■ GOAL OF THE EXERCISE ■
Read the lines below. Copy out any that hold the string "海外用户".

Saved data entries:
====================

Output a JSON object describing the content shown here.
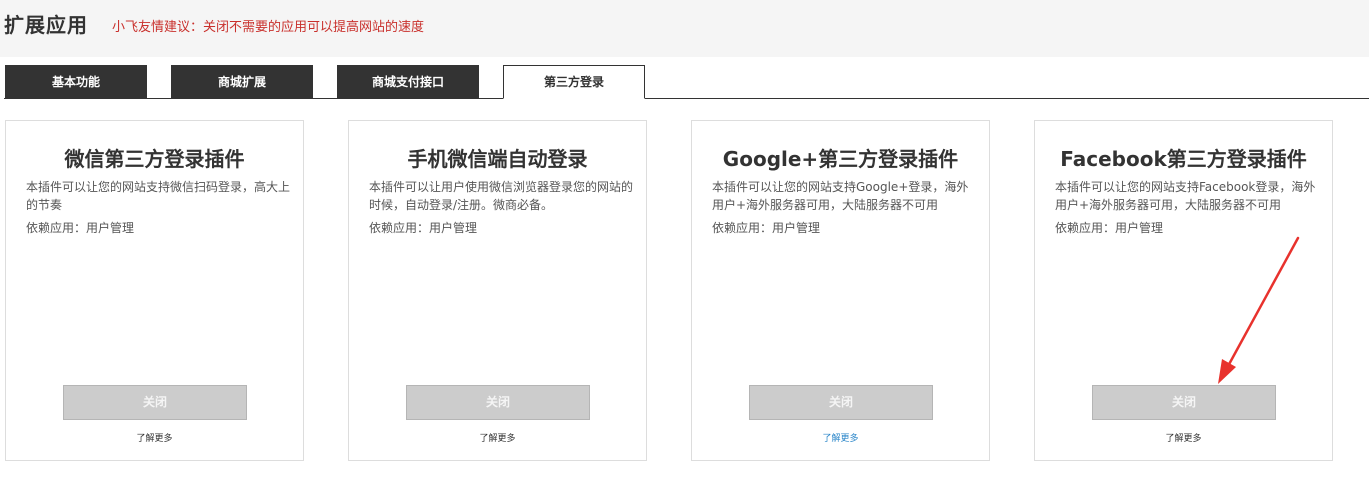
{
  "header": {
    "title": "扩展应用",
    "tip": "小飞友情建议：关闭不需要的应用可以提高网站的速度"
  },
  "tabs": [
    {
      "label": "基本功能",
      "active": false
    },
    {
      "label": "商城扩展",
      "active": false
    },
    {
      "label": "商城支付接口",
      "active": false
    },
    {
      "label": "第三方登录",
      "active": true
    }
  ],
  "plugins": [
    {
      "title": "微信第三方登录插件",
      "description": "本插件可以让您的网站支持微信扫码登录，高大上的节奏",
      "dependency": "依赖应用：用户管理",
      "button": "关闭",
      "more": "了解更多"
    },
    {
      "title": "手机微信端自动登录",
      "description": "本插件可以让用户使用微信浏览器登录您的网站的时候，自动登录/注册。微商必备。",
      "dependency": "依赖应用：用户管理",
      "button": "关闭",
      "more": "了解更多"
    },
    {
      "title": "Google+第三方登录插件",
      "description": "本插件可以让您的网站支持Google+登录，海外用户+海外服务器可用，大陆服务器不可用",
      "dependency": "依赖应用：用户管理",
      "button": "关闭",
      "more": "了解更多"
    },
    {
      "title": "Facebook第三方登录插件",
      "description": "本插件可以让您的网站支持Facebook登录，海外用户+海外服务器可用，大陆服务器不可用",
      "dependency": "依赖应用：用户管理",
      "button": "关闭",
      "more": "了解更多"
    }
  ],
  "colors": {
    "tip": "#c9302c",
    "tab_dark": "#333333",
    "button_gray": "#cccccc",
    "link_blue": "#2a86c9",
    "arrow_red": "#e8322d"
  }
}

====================

■ SOLUTION ■
      "description": "本插件可以让您的网站支持Google+登录，海外用户+海外服务器可用，大陆服务器不可用",
      "description": "本插件可以让您的网站支持Facebook登录，海外用户+海外服务器可用，大陆服务器不可用",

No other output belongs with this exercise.